This section is from the "Hand Sewing Lessons" book, by Sarah Ewell Krolik. Also available from Amazon: Hand Sewing Lessons: A Graded Course For Schools And For The Home.
A lengthwise piece of firm cotton, 2x6 inches, for practice.
Two lengthwise pieces of the same, 2x4 inches.
A button-hole is cut on the line of a thread, and curved around the front end to hold the shank of the button. The back is straight, and is held together by a bar of several threads that is covered by sewing over and over them, or by working them with button-• hole stitch. A button-hole is cut the width of the button to be used.
Button-holes are cut with button-hole scissors or with a chisel. A ticket punch is sometimes used to cut the round hole at the front. In light or medium weight cloth, this may be done with a bodkin before the button-hole is cut, and the threads clipped that are displaced around the hole.
Overcast with very fine thread, so that the surface of the button-hole will be smooth. When a coarse thread or twist is used to strengthen a button-hole, it is put through from the wrong side, at the end farthest from the edge of the garment and carried around the second and third fingers of the left hand to hold it tight while the button-hole is worked over it. A heavy thread to work the but-ton-hole over may be carried from the back to the front, fastened there with one stitch and carried back to the starting point. Using thread to stay a button-hole is called cording. Take another thread, when that in the needle is not long enough to make a complete button-hole. The stitches should be taken along the line of a thread in the cloth, to keep them even.
Double the strip of cotton lengthwise, baste, and practice button-holing on the folded edge. Cut button-holes 1 inch apart in the strips for practice, and begin at the back - that is, at the end farthest from the fold - hold up the edge to be worked between the left thumb and forefinger, draw the thread through to the edge, take a stitch and pass the thread from left to right under the point of the needle, as in Illustration 34, No. 4, and draw the needle through toward you at right angles to the button-hole, then draw the thread up evenly, so that the purl will be on the edge.
Make the stitches close on the sides, curved around the front, and make a bar across the back.
Overcast the first button-holes. Overcast and cord them when some skill is acquired.
Sewing on Buttons. Knot the ends of a double thread, and put the needle through the cloth from the upper side to hide the knot under the button. Place a large pin across the button to sew over, draw the thread down loosely until the holes are filled, bring the needle through to the right side under the button, remove the pin, wind the thread several times tightly between the button and the cloth to form a shank, return the needle to the back, and fasten the thread.

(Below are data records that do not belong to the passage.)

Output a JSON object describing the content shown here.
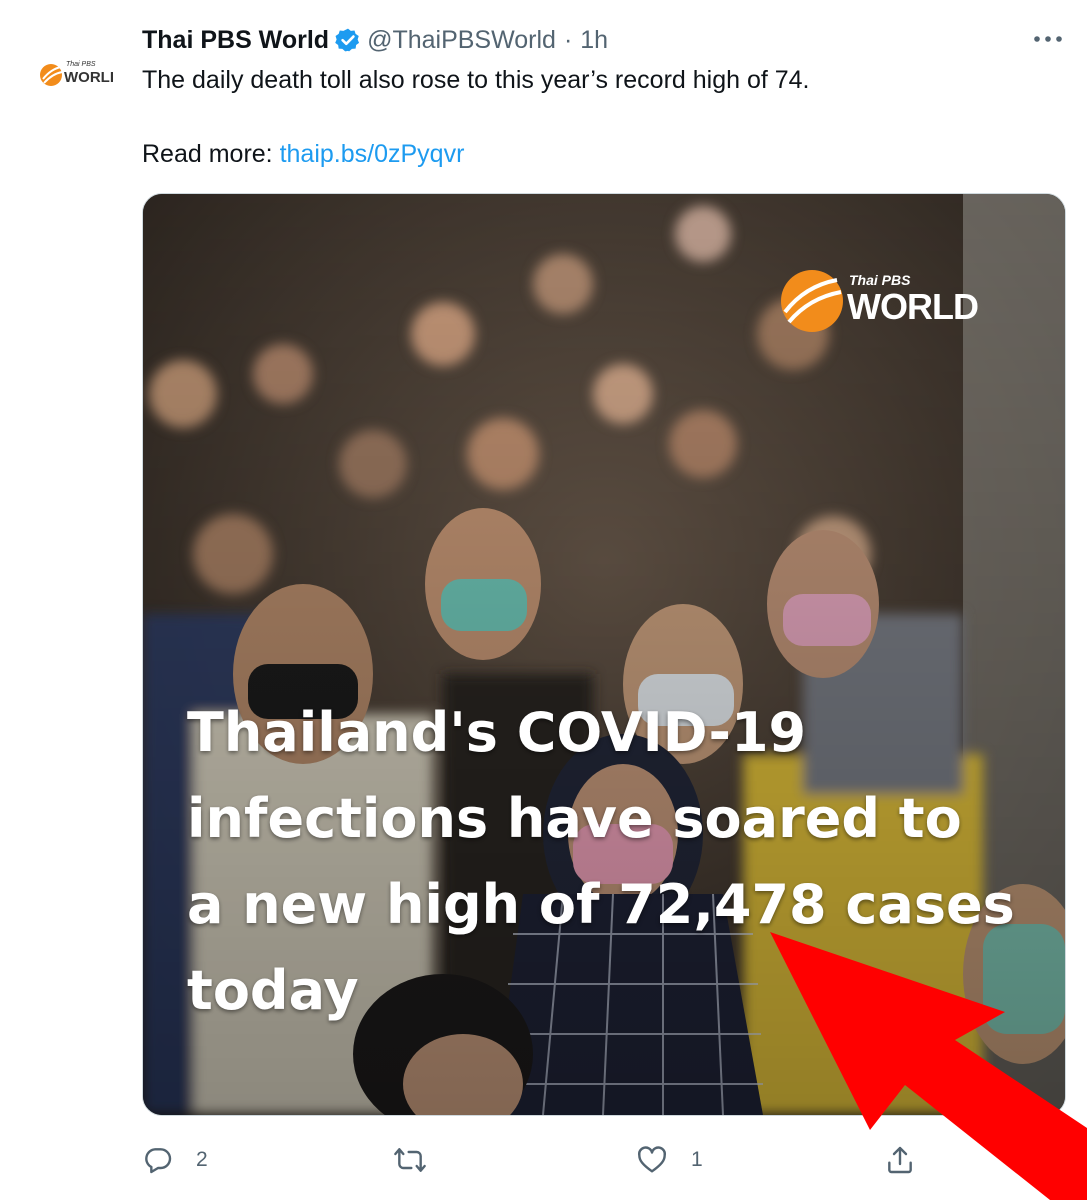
{
  "tweet": {
    "author_name": "Thai PBS World",
    "handle": "@ThaiPBSWorld",
    "separator": "·",
    "time": "1h",
    "text_line1": "The daily death toll also rose to this year’s record high of 74.",
    "read_more_label": "Read more:",
    "link_text": "thaip.bs/0zPyqvr"
  },
  "avatar": {
    "logo_small": "Thai PBS",
    "logo_big": "WORLD"
  },
  "media": {
    "brand_small": "Thai PBS",
    "brand_big": "WORLD",
    "headline_line1": "Thailand's COVID-19",
    "headline_line2": "infections have soared to",
    "headline_line3": "a new high of 72,478 cases",
    "headline_line4": "today"
  },
  "actions": {
    "reply_count": "2",
    "retweet_count": "",
    "like_count": "1"
  },
  "colors": {
    "link": "#1d9bf0",
    "verified": "#1d9bf0",
    "secondary_text": "#536471",
    "annotation_arrow": "#ff0000",
    "brand_orange": "#f28c1b"
  }
}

To sew on a fancy button of four holes, carry the thread from each of the three holes to one hole, making that the center of three branches.
Some buttons are made with two holes through which a round, woven cord is passed. The ends of the cord are put through an eyelet in the garment and fastened at the back, or a fold of the material is stitched over them. This is done when a long shank is required.
Turn the edges of the 2x4 inch bands, double each lengthwise, baste, and overhand.
(a) Make a 1/2 inch button-hole at one end of the first band, near the folded edge, and sew a button at the other end.
Illustration 23. Button-hole in process of making.
(b) Sew a hook on one end of the second band and an eye on the other, in button-hole stitch. (See Illustration 24.)
(c) Thread-eyes are bars made of thread and button-holed. They are used to receive hooks or buttons.
Form bars for them by taking stitches to the right and to the left of a 1/4 inch space, and cover with button-hole stitches.
(d) Eyelets are round holes worked in a garment for ornament or to receive a cord. The holes are made with a bodkin or punch, or cut with scissors.
Make two eyelets, 2 inches apart at the top of the back-stitched design of Model 10 (Backstitching, Half-Backstitching, And Felling), to hold picture cord or ribbon.
Wax a double thread for sewing buttons on garments not to be washed.
Use brass hooks and eyes for wash goods. Test them with a magnet.
If the strain comes on the side of a button-hole, make a bar at both ends. The button-hole of a band should be near the gathers, to be on a line with the strain. The thread should be the size of that in the cloth, and shorter than is used in other sewing.
As button-holes require a great deal of practice, they are taught in separate classes.